-- EXERCISE PROMPT --
Line by line, copy the listing below exactly.

-- THE RECORDS --

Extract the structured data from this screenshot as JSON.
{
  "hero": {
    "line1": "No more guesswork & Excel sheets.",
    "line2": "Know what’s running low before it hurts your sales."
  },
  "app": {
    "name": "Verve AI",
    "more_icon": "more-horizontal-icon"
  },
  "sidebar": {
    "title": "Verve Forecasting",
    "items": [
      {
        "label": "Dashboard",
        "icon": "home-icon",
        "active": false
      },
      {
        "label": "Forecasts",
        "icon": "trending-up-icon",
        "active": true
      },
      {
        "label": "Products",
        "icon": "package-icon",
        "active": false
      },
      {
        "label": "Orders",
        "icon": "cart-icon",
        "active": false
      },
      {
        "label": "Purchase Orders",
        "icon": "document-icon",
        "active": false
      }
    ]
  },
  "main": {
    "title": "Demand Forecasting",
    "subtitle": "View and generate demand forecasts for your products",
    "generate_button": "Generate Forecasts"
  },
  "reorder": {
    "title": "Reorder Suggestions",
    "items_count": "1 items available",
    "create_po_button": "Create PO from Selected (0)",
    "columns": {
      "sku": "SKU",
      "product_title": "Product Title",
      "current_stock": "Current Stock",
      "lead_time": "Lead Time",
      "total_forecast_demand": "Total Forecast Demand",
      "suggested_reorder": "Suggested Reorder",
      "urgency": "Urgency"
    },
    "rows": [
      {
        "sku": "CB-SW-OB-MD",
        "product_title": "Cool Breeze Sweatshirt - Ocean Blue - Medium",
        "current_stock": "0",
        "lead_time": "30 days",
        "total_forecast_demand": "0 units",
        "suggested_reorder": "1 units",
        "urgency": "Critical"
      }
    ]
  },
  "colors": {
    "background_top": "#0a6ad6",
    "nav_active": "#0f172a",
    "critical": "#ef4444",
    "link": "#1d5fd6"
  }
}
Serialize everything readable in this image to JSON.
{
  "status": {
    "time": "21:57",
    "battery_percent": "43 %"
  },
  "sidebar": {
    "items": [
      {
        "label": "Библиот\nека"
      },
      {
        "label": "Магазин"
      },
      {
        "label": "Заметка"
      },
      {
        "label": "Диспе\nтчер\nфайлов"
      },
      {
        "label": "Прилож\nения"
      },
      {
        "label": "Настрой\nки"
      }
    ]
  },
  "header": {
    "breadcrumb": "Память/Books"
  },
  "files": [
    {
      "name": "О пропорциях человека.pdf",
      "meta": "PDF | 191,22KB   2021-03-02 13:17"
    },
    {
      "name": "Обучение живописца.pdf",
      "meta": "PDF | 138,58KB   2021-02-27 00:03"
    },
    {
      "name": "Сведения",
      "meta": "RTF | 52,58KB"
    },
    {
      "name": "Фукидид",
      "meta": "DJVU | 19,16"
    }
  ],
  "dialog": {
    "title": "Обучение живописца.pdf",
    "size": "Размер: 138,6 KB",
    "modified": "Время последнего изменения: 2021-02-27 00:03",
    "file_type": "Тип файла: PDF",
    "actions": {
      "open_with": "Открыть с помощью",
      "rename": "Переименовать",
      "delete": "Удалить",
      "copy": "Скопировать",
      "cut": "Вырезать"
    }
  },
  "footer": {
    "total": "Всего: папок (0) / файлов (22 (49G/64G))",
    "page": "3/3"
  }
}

-- WRITTEN RESPONSE --
Extract the structured data from this screenshot as JSON.
{
  "hero": {
    "line1": "No more guesswork & Excel sheets.",
    "line2": "Know what’s running low before it hurts your sales."
  },
  "app": {
    "name": "Verve AI",
    "more_icon": "more-horizontal-icon"
  },
  "sidebar": {
    "title": "Verve Forecasting",
    "items": [
      {
        "label": "Dashboard",
        "icon": "home-icon",
        "active": false
      },
      {
        "label": "Forecasts",
        "icon": "trending-up-icon",
        "active": true
      },
      {
        "label": "Products",
        "icon": "package-icon",
        "active": false
      },
      {
        "label": "Orders",
        "icon": "cart-icon",
        "active": false
      },
      {
        "label": "Purchase Orders",
        "icon": "document-icon",
        "active": false
      }
    ]
  },
  "main": {
    "title": "Demand Forecasting",
    "subtitle": "View and generate demand forecasts for your products",
    "generate_button": "Generate Forecasts"
  },
  "reorder": {
    "title": "Reorder Suggestions",
    "items_count": "1 items available",
    "create_po_button": "Create PO from Selected (0)",
    "columns": {
      "sku": "SKU",
      "product_title": "Product Title",
      "current_stock": "Current Stock",
      "lead_time": "Lead Time",
      "total_forecast_demand": "Total Forecast Demand",
      "suggested_reorder": "Suggested Reorder",
      "urgency": "Urgency"
    },
    "rows": [
      {
        "sku": "CB-SW-OB-MD",
        "product_title": "Cool Breeze Sweatshirt - Ocean Blue - Medium",
        "current_stock": "0",
        "lead_time": "30 days",
        "total_forecast_demand": "0 units",
        "suggested_reorder": "1 units",
        "urgency": "Critical"
      }
    ]
  },
  "colors": {
    "background_top": "#0a6ad6",
    "nav_active": "#0f172a",
    "critical": "#ef4444",
    "link": "#1d5fd6"
  }
}
Serialize everything readable in this image to JSON.
{
  "status": {
    "time": "21:57",
    "battery_percent": "43 %"
  },
  "sidebar": {
    "items": [
      {
        "label": "Библиот\nека"
      },
      {
        "label": "Магазин"
      },
      {
        "label": "Заметка"
      },
      {
        "label": "Диспе\nтчер\nфайлов"
      },
      {
        "label": "Прилож\nения"
      },
      {
        "label": "Настрой\nки"
      }
    ]
  },
  "header": {
    "breadcrumb": "Память/Books"
  },
  "files": [
    {
      "name": "О пропорциях человека.pdf",
      "meta": "PDF | 191,22KB   2021-03-02 13:17"
    },
    {
      "name": "Обучение живописца.pdf",
      "meta": "PDF | 138,58KB   2021-02-27 00:03"
    },
    {
      "name": "Сведения",
      "meta": "RTF | 52,58KB"
    },
    {
      "name": "Фукидид",
      "meta": "DJVU | 19,16"
    }
  ],
  "dialog": {
    "title": "Обучение живописца.pdf",
    "size": "Размер: 138,6 KB",
    "modified": "Время последнего изменения: 2021-02-27 00:03",
    "file_type": "Тип файла: PDF",
    "actions": {
      "open_with": "Открыть с помощью",
      "rename": "Переименовать",
      "delete": "Удалить",
      "copy": "Скопировать",
      "cut": "Вырезать"
    }
  },
  "footer": {
    "total": "Всего: папок (0) / файлов (22 (49G/64G))",
    "page": "3/3"
  }
}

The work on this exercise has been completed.